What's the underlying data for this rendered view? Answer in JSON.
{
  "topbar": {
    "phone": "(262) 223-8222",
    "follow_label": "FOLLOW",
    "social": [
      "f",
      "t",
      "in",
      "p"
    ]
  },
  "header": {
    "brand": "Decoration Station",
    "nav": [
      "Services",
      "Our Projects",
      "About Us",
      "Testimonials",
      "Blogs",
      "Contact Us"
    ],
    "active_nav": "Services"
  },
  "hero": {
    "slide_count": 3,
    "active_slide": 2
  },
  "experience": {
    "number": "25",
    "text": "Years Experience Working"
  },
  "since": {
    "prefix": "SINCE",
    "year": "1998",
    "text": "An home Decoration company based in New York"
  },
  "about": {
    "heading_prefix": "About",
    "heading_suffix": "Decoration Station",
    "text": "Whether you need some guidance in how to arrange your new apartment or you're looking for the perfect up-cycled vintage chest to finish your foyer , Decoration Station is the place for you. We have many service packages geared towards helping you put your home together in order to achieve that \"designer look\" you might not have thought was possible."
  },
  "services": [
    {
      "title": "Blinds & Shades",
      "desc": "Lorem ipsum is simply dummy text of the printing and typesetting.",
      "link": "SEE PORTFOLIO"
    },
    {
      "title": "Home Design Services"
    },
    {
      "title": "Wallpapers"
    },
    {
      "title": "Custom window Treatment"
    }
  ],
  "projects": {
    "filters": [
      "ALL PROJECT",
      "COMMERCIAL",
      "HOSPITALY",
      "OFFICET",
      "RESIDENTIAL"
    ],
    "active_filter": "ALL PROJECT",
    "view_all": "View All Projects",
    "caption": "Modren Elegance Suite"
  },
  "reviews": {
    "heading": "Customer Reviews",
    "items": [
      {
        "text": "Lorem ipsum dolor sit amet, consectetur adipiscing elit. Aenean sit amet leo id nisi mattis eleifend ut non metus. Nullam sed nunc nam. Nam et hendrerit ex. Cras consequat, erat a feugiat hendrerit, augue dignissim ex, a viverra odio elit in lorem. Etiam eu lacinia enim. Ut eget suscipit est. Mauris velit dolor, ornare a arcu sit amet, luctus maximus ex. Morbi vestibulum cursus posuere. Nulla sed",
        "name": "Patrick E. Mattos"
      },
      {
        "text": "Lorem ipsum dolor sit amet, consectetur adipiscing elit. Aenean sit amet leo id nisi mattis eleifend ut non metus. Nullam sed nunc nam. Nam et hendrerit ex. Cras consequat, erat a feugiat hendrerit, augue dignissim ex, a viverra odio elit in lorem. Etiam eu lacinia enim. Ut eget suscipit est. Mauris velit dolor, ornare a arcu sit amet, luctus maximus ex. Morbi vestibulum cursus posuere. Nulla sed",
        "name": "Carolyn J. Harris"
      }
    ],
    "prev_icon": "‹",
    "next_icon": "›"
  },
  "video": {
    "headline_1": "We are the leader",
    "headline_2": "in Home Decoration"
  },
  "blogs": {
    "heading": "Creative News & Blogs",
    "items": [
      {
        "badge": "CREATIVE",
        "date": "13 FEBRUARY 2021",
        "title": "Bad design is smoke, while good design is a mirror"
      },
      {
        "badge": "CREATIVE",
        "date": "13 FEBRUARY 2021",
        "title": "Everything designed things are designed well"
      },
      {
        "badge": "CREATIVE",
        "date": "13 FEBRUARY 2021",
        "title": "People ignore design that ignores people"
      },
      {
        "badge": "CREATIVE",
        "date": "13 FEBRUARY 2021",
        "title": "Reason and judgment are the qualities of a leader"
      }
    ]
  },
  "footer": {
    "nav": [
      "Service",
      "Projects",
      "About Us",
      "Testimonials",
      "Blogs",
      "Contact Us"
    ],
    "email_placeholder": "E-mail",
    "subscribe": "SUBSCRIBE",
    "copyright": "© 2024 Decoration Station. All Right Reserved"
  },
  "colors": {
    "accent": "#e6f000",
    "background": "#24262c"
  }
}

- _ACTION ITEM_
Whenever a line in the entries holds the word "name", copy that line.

- _SOLUTION TO THIS PROBLEM_
        "name": "Patrick E. Mattos"
        "name": "Carolyn J. Harris"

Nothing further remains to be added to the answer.